Anger – Whose Fault Is It Anyways?
Anger is a strong emotion that everyone feels sometimes. Unfortunately, our society has convinced us that it is a negative or bad emotion. The truth is there is no such thing as a negative or bad emotion. There are just emotions. All of them are created equally, and all of them will be experienced by everyone at some point. This is normal and even healthy. To shut out certain emotions is incredibly unhealthy and only leads to bigger problems.
Have you ever heard someone say, “You made me angry?” Are you an angry person who finds yourself getting angry often and blaming others for your anger? Wouldn’t it be great if all of this were true? Then, all we would have to do to not be angry anymore is fix the other person. But, whose fault is it really? Let’s be honest. If your anger is everyone else’s fault, than you are personally unable to fix it unless everyone else decides to change. That’s a lot of power to give away to others, sometimes even strangers.
Here is a different option to consider. You are solely responsible for your own anger and how you choose to express it and deal with it. This is precisely why not everyone has the same reaction to the same situation. For example, when someone cuts you off on the freeway, some people just let the person in and let it go. They might even tell themselves that this person must really be in a rush, or maybe they didn’t see my car here. But, another person, an angrier person, might get very agitated and yell profanity at the other driver. Both are choices.
If you are unwilling to take responsibility for your own anger, you will likely continue to get angrier an angrier. Because you have no control over others, they will continue to do things that make you angry, and you will never get the peace and resolution you are seeking. However; if you choose to own your anger and take responsibility for it, then and only then can you make the necessary changes to find lasting happiness. This is, of course, easier said than done.
It is not an easy task taking ownership and taking charge of your own emotions, especially anger. Here are some helpful hints for taking the control back from your anger:
- Pay attention to your body. Most of us can learn to notice the physical signs of anger coming on, which can frequently help us choose a better path than lashing out or being destructive. Some typical signs are sweating, shaking, feeling very hot. If you notice your voice getting louder and louder, you are likely getting angry.
- Own your anger. When you feel the signs of anger coming on, you don’t have to try to fight it. And you certainly shouldn’t blame others for it. What you do need to make sure of is that you don’t act upon the anger in an inappropriate way.
- Don’t blame, but do speak up. When your partner snaps at you, rather than snapping back even louder, and then telling them it’s their fault because they started it by making you mad in the first place, use different language. Describe what is happening and how you feel. For example, “When you yell at me, I feel disrespected, violated, and very angry. I don’t like being yelled at. Please don’t yell at me again”.

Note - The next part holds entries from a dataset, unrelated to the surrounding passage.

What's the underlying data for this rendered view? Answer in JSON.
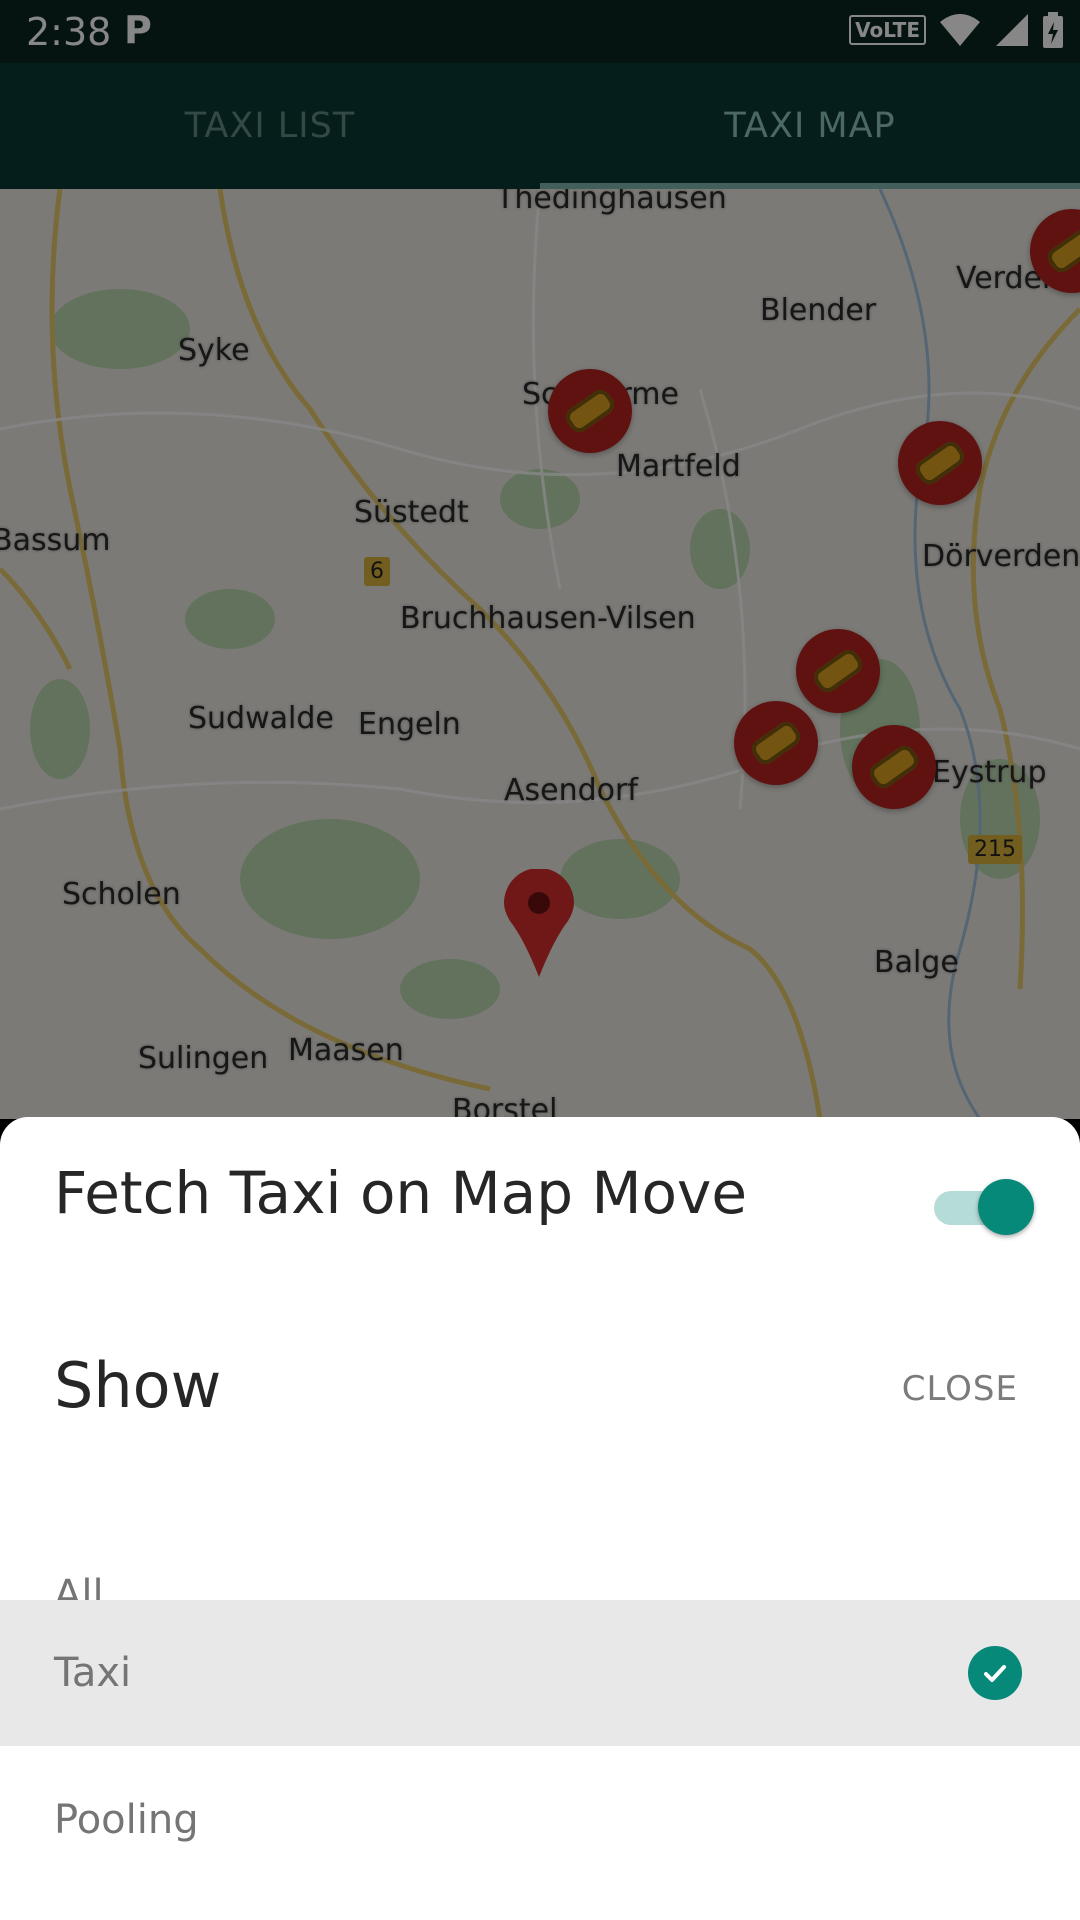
{
  "status_bar": {
    "time": "2:38",
    "app_icon": "P",
    "network": "VoLTE"
  },
  "tabs": [
    {
      "label": "TAXI LIST",
      "active": false
    },
    {
      "label": "TAXI MAP",
      "active": true
    }
  ],
  "map": {
    "place_labels": [
      "Thedinghausen",
      "Blender",
      "Verden",
      "Syke",
      "Martfeld",
      "Süstedt",
      "Bassum",
      "Dörverden",
      "Bruchhausen-Vilsen",
      "Sudwalde",
      "Engeln",
      "Asendorf",
      "Eystrup",
      "Scholen",
      "Balge",
      "Sulingen",
      "Maasen",
      "Borstel",
      "Schwarme"
    ],
    "road_badges": [
      "6",
      "215"
    ],
    "marker_icon": "taxi-car-icon",
    "pin_icon": "location-pin-icon"
  },
  "sheet": {
    "fetch_toggle_label": "Fetch Taxi on Map Move",
    "fetch_toggle_on": true,
    "show_title": "Show",
    "close_label": "CLOSE",
    "options": [
      {
        "label": "All",
        "selected": false
      },
      {
        "label": "Taxi",
        "selected": true
      },
      {
        "label": "Pooling",
        "selected": false
      }
    ],
    "accent_color": "#07897a"
  }
}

- Don’t threaten the other person. Never say, “If you ever yell at me again, I will punch you in the face.” That is actually a threat, and threats are not only abusive and illegal, but also don’t really accomplish anything. It will likely make things worse.
- When you are feeling angry, ask yourself what is going on and why you might be feeling so angry about it. Is it something you are sensitive about? Is it a desire to be in control when you can’t? Does something about it feel too familiar from your past?
- Find healthy ways to express your anger, to communicate more effectively, and to cope with your anger.
Anger can be scary, so it seems logical that many of us simply try to either avoid it altogether, or blame it on our partners, children, colleagues, or others. If you are really struggling with your anger, and you’re getting angry too often, it might be time to seek help. A skilled therapist can help you develop the tools you need to take responsibility for your own anger, explore its origins, and find solutions.